TASK PROMPT - One figure is the whole answer: the number of lines below that contain the word "address".
------ PROVIDED INFORMATION ------
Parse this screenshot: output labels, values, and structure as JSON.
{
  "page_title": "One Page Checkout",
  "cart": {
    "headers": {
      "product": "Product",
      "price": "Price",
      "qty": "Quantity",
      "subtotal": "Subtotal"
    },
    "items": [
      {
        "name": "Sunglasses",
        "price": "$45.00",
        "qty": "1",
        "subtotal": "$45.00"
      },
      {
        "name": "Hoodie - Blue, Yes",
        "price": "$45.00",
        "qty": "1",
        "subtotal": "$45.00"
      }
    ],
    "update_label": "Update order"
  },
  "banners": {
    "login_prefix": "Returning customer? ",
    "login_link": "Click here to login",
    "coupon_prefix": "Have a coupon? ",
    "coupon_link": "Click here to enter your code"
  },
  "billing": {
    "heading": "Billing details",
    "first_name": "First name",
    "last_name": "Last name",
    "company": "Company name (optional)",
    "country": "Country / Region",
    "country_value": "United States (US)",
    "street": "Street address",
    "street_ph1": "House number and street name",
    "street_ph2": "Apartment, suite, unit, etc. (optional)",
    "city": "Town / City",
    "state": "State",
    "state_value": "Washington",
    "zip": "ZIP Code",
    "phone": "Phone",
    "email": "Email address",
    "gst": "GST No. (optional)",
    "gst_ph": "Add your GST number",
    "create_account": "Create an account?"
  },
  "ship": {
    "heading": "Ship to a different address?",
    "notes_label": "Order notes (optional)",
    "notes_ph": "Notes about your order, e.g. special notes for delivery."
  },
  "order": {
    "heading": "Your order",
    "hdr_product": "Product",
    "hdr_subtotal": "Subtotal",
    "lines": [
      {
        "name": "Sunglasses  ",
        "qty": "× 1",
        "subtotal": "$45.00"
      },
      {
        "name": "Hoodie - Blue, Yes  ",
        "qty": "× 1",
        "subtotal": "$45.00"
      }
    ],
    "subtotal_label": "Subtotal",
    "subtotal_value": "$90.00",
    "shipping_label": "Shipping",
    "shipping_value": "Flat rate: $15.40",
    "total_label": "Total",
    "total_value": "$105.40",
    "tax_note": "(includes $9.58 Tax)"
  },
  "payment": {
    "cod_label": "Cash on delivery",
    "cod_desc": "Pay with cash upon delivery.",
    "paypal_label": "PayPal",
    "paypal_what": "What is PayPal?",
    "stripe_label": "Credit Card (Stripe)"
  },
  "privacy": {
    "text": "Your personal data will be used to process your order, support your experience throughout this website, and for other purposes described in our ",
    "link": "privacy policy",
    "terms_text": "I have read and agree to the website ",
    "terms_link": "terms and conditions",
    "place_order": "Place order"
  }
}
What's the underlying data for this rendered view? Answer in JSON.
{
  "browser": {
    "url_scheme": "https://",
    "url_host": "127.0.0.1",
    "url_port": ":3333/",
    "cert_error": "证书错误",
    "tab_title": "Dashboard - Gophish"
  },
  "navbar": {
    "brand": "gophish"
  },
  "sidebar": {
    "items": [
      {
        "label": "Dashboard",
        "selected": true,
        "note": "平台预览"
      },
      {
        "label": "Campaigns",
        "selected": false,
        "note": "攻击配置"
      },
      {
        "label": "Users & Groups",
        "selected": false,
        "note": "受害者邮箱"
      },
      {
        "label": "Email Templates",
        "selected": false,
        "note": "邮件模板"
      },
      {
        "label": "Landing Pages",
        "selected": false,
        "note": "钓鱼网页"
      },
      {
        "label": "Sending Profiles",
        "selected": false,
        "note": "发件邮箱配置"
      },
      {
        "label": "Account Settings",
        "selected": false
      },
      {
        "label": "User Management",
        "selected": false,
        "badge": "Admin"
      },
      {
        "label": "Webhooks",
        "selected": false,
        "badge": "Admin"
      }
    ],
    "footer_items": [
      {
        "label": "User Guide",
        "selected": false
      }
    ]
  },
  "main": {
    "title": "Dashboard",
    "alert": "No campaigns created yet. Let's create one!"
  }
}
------
SOLUTION TO THIS PROBLEM - 3